=== Section Start ===

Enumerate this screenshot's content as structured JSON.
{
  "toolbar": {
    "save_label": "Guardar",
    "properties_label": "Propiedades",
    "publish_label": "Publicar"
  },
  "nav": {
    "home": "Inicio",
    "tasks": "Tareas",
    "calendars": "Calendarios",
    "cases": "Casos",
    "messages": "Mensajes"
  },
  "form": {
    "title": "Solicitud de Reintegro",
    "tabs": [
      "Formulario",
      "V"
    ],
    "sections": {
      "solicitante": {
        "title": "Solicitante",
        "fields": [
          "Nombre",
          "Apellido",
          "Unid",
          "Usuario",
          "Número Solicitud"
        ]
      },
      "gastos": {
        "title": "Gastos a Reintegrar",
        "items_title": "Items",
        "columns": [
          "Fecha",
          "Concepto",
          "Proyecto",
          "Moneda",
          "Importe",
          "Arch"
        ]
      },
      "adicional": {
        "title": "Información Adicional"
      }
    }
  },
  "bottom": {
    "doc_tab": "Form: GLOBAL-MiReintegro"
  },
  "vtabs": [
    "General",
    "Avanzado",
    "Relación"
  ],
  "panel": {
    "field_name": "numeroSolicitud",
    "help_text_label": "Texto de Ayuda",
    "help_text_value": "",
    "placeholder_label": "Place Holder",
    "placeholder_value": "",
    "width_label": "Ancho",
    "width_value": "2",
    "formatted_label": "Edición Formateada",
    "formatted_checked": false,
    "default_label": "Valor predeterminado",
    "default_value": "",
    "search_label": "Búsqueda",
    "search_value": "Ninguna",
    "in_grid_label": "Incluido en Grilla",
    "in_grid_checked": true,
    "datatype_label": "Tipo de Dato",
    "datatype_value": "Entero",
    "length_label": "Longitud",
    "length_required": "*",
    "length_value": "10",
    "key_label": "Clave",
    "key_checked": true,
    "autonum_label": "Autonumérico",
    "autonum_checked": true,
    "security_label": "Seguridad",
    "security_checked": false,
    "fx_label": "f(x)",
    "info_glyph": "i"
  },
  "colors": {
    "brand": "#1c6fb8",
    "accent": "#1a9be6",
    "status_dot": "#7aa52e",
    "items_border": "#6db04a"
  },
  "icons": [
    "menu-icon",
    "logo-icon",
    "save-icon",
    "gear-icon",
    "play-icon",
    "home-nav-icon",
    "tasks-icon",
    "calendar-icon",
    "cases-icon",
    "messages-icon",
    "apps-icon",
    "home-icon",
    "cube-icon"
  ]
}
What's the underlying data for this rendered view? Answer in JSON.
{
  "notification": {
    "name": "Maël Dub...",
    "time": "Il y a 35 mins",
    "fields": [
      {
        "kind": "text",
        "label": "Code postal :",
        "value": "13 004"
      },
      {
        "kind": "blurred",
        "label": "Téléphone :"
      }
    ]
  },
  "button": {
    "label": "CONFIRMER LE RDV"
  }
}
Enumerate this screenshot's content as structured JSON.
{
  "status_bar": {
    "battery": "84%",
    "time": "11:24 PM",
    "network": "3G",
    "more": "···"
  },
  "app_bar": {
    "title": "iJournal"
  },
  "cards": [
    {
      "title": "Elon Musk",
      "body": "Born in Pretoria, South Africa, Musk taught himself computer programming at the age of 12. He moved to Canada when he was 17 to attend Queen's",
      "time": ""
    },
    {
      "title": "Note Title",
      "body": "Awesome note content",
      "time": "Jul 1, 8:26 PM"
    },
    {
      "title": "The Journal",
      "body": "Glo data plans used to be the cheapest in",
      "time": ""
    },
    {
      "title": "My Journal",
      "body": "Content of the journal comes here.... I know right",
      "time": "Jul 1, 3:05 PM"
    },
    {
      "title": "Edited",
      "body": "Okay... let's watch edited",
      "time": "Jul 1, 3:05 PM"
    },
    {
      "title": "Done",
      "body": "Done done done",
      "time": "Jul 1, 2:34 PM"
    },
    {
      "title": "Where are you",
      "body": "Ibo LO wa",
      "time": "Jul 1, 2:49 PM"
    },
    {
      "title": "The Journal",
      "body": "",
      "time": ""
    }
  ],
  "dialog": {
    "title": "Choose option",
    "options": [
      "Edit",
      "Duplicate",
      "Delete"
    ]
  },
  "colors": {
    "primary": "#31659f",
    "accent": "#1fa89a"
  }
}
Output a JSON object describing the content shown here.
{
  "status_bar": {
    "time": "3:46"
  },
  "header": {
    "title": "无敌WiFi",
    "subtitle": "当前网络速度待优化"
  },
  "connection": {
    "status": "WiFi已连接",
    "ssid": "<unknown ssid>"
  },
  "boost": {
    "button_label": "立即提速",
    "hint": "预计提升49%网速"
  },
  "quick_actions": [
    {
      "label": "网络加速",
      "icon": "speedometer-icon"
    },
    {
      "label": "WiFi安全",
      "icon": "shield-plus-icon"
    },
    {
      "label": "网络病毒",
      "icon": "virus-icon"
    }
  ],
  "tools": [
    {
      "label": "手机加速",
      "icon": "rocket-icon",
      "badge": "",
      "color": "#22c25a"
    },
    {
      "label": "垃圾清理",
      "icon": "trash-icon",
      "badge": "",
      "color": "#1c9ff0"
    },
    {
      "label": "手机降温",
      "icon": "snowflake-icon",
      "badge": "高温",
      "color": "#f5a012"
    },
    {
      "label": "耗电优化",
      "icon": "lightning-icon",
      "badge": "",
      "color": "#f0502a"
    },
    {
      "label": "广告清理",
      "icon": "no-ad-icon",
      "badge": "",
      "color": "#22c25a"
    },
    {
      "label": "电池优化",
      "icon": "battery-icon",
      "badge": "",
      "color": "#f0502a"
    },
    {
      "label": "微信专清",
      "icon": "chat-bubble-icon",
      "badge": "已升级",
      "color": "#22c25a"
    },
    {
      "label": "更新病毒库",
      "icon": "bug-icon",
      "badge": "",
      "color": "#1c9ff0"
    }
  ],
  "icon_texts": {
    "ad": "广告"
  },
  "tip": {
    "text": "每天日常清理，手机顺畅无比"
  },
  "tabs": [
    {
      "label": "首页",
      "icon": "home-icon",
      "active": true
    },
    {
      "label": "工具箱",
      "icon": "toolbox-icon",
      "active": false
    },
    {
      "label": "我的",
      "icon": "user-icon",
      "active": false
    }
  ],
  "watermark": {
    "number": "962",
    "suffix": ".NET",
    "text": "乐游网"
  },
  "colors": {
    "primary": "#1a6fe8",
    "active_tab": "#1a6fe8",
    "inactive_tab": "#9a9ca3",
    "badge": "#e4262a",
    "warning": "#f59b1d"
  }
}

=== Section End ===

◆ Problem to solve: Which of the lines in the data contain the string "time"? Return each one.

◆ Your response:
    "time": "Il y a 35 mins",
    "time": "11:24 PM",
      "time": ""
      "time": "Jul 1, 8:26 PM"
      "time": ""
      "time": "Jul 1, 3:05 PM"
      "time": "Jul 1, 3:05 PM"
      "time": "Jul 1, 2:34 PM"
      "time": "Jul 1, 2:49 PM"
      "time": ""
    "time": "3:46"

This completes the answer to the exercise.